    Video Migrants Continue to Risk Lives Crossing US Border from Mexico

    In his speech Thursday before the Republican National Convention, the party’s presidential candidate, Donald Trump, reiterated his proposal to build a wall along the U.S.-Mexico border if elected. Polls show a large percentage of Americans support better control of the nation's southwestern border, but as VOA’s Greg Flakus reports from the border town of Nogales in the Mexican state of Sonora, the situation faced by people trying to cross the border is already daunting.
    Video

    Video In State of Emergency, Turkey’s Erdogan Focuses on Spiritual Movement

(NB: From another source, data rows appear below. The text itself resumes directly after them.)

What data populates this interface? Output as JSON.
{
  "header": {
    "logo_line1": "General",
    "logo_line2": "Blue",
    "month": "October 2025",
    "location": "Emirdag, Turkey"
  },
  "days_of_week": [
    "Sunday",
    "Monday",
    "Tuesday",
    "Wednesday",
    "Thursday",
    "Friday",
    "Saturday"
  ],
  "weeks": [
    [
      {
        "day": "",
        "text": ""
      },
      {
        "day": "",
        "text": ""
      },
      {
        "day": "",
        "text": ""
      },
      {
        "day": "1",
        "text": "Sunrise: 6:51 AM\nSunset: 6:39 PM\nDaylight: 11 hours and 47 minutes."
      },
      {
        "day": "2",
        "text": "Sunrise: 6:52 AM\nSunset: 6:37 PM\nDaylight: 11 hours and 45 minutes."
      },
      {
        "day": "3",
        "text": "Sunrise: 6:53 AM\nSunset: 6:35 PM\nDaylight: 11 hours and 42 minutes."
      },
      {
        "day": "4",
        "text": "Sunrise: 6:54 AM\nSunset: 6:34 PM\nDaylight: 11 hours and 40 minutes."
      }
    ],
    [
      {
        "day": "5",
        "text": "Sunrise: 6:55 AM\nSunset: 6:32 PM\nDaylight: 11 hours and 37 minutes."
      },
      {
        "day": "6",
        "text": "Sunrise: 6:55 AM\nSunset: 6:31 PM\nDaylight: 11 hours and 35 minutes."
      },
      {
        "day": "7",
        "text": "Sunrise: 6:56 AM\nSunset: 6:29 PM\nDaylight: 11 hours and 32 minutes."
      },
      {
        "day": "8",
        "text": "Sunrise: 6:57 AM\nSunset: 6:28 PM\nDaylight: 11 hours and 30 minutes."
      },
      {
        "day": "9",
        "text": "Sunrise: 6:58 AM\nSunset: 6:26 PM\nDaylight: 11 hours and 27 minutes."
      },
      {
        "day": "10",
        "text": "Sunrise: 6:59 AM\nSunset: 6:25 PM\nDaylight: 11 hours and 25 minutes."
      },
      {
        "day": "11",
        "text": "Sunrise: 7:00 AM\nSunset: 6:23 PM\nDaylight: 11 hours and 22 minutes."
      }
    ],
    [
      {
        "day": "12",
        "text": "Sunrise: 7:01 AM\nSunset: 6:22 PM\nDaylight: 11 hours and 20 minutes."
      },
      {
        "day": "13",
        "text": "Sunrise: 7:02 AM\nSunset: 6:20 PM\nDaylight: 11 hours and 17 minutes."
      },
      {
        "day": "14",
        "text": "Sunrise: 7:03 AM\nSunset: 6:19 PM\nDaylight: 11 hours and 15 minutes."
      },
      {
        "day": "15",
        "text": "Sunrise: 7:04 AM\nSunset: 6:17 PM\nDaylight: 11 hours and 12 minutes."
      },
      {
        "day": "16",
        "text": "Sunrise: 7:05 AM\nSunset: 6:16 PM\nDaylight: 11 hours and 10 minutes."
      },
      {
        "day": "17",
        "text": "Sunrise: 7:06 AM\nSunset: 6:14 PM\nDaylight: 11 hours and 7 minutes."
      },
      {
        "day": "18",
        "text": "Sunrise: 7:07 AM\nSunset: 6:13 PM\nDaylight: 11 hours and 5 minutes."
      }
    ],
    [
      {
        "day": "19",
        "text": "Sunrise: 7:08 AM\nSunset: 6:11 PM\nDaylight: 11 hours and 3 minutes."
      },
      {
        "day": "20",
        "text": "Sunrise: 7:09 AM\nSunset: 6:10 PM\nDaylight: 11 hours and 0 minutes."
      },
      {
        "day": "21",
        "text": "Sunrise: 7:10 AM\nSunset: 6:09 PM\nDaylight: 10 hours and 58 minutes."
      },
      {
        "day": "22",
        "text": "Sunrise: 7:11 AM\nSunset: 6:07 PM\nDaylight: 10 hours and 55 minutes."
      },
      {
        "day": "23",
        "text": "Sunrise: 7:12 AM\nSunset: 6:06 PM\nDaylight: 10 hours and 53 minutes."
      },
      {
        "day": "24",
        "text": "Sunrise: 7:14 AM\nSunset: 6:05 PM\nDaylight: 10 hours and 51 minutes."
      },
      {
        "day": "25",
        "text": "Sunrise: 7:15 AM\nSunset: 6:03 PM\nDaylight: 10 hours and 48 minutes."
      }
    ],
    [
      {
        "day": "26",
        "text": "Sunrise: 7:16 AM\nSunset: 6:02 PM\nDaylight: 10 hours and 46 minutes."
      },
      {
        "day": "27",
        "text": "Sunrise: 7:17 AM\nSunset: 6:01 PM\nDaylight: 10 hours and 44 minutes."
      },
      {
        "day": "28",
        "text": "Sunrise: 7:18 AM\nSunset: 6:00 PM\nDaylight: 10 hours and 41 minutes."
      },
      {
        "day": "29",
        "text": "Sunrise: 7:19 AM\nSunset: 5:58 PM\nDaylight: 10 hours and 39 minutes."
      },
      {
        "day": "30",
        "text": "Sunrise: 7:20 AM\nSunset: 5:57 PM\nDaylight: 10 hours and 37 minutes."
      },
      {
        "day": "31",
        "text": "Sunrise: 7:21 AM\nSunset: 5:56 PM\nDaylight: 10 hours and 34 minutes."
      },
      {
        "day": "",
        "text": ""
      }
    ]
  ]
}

    The state of emergency that Turkish President Recep Tayyip Erdogan has declared is giving him even more power to expand a purge that has seen an estimated 60,000 people either arrested or suspended from their jobs. VOA Europe correspondent Luis Ramirez reports from Istanbul.
    Video

    Video Calm the Waters: US Doubles Down Diplomatic Efforts in ASEAN Meetings

    The United States is redoubling diplomatic efforts and looking to upcoming regional meetings to calm the waters after an international tribunal invalidated the legal basis of Beijing's extensive claims in the South China Sea. VOA State Department correspondent Nike Ching has the story.
    Video

    Video Scientists in Poland Race to Save Honeybees

    Honeybees are in danger worldwide. Causes of what's known as colony collapse disorder range from pesticides and loss of habitat to infections. But scientists in Poland say they are on track to finding a cure for one of the diseases. VOA’s George Putic reports.

    Special Report

    Adrift The Invisible African Diaspora